Element data from apps and pages:
┌──

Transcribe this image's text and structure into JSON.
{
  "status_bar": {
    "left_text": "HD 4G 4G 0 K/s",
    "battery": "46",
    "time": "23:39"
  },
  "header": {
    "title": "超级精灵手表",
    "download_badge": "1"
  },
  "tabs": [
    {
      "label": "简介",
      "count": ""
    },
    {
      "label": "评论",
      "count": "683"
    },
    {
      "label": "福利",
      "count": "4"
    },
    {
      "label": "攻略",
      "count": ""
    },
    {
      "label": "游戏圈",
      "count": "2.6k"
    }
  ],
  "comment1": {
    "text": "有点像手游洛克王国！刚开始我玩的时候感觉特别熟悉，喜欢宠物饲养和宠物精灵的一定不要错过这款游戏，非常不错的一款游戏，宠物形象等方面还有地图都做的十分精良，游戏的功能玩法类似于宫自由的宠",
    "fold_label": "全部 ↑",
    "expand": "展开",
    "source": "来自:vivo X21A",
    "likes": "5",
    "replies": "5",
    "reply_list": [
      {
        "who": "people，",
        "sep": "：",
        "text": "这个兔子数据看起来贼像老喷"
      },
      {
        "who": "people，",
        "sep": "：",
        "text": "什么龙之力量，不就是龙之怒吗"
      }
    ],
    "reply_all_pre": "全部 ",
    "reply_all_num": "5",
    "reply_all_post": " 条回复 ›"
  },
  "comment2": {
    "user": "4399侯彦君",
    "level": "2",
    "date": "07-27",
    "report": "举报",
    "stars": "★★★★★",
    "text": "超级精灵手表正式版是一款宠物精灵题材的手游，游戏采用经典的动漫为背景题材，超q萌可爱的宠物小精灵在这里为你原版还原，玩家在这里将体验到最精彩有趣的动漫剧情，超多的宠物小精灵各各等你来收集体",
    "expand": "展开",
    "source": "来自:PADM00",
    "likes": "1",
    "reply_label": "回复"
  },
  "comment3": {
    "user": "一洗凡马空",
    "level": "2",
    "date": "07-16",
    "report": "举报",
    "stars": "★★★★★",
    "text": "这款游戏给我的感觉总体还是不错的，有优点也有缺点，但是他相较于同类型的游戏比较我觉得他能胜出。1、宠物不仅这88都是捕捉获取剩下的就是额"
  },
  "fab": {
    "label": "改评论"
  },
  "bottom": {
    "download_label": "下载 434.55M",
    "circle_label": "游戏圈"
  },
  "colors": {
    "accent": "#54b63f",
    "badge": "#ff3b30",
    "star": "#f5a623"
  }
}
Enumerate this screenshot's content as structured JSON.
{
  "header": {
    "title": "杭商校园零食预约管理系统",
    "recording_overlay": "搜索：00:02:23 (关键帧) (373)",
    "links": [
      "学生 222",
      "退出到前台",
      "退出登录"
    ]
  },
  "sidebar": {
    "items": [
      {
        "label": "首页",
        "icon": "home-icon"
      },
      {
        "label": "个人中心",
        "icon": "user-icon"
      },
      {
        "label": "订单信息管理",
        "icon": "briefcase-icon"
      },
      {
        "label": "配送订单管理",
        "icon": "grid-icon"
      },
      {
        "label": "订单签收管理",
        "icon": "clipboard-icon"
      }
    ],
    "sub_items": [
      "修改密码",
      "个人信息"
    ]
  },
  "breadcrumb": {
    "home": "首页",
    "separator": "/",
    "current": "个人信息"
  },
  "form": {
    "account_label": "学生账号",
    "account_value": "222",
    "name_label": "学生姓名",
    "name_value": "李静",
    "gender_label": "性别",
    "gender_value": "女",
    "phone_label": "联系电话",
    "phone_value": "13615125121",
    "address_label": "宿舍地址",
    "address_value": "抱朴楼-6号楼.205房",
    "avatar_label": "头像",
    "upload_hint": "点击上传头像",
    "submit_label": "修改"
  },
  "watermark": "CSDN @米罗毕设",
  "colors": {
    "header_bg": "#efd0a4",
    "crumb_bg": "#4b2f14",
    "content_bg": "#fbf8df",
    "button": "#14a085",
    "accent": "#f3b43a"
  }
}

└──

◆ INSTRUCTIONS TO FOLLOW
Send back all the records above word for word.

◆ YOUR SOLUTION
Transcribe this image's text and structure into JSON.
{
  "status_bar": {
    "left_text": "HD 4G 4G 0 K/s",
    "battery": "46",
    "time": "23:39"
  },
  "header": {
    "title": "超级精灵手表",
    "download_badge": "1"
  },
  "tabs": [
    {
      "label": "简介",
      "count": ""
    },
    {
      "label": "评论",
      "count": "683"
    },
    {
      "label": "福利",
      "count": "4"
    },
    {
      "label": "攻略",
      "count": ""
    },
    {
      "label": "游戏圈",
      "count": "2.6k"
    }
  ],
  "comment1": {
    "text": "有点像手游洛克王国！刚开始我玩的时候感觉特别熟悉，喜欢宠物饲养和宠物精灵的一定不要错过这款游戏，非常不错的一款游戏，宠物形象等方面还有地图都做的十分精良，游戏的功能玩法类似于宫自由的宠",
    "fold_label": "全部 ↑",
    "expand": "展开",
    "source": "来自:vivo X21A",
    "likes": "5",
    "replies": "5",
    "reply_list": [
      {
        "who": "people，",
        "sep": "：",
        "text": "这个兔子数据看起来贼像老喷"
      },
      {
        "who": "people，",
        "sep": "：",
        "text": "什么龙之力量，不就是龙之怒吗"
      }
    ],
    "reply_all_pre": "全部 ",
    "reply_all_num": "5",
    "reply_all_post": " 条回复 ›"
  },
  "comment2": {
    "user": "4399侯彦君",
    "level": "2",
    "date": "07-27",
    "report": "举报",
    "stars": "★★★★★",
    "text": "超级精灵手表正式版是一款宠物精灵题材的手游，游戏采用经典的动漫为背景题材，超q萌可爱的宠物小精灵在这里为你原版还原，玩家在这里将体验到最精彩有趣的动漫剧情，超多的宠物小精灵各各等你来收集体",
    "expand": "展开",
    "source": "来自:PADM00",
    "likes": "1",
    "reply_label": "回复"
  },
  "comment3": {
    "user": "一洗凡马空",
    "level": "2",
    "date": "07-16",
    "report": "举报",
    "stars": "★★★★★",
    "text": "这款游戏给我的感觉总体还是不错的，有优点也有缺点，但是他相较于同类型的游戏比较我觉得他能胜出。1、宠物不仅这88都是捕捉获取剩下的就是额"
  },
  "fab": {
    "label": "改评论"
  },
  "bottom": {
    "download_label": "下载 434.55M",
    "circle_label": "游戏圈"
  },
  "colors": {
    "accent": "#54b63f",
    "badge": "#ff3b30",
    "star": "#f5a623"
  }
}
Enumerate this screenshot's content as structured JSON.
{
  "header": {
    "title": "杭商校园零食预约管理系统",
    "recording_overlay": "搜索：00:02:23 (关键帧) (373)",
    "links": [
      "学生 222",
      "退出到前台",
      "退出登录"
    ]
  },
  "sidebar": {
    "items": [
      {
        "label": "首页",
        "icon": "home-icon"
      },
      {
        "label": "个人中心",
        "icon": "user-icon"
      },
      {
        "label": "订单信息管理",
        "icon": "briefcase-icon"
      },
      {
        "label": "配送订单管理",
        "icon": "grid-icon"
      },
      {
        "label": "订单签收管理",
        "icon": "clipboard-icon"
      }
    ],
    "sub_items": [
      "修改密码",
      "个人信息"
    ]
  },
  "breadcrumb": {
    "home": "首页",
    "separator": "/",
    "current": "个人信息"
  },
  "form": {
    "account_label": "学生账号",
    "account_value": "222",
    "name_label": "学生姓名",
    "name_value": "李静",
    "gender_label": "性别",
    "gender_value": "女",
    "phone_label": "联系电话",
    "phone_value": "13615125121",
    "address_label": "宿舍地址",
    "address_value": "抱朴楼-6号楼.205房",
    "avatar_label": "头像",
    "upload_hint": "点击上传头像",
    "submit_label": "修改"
  },
  "watermark": "CSDN @米罗毕设",
  "colors": {
    "header_bg": "#efd0a4",
    "crumb_bg": "#4b2f14",
    "content_bg": "#fbf8df",
    "button": "#14a085",
    "accent": "#f3b43a"
  }
}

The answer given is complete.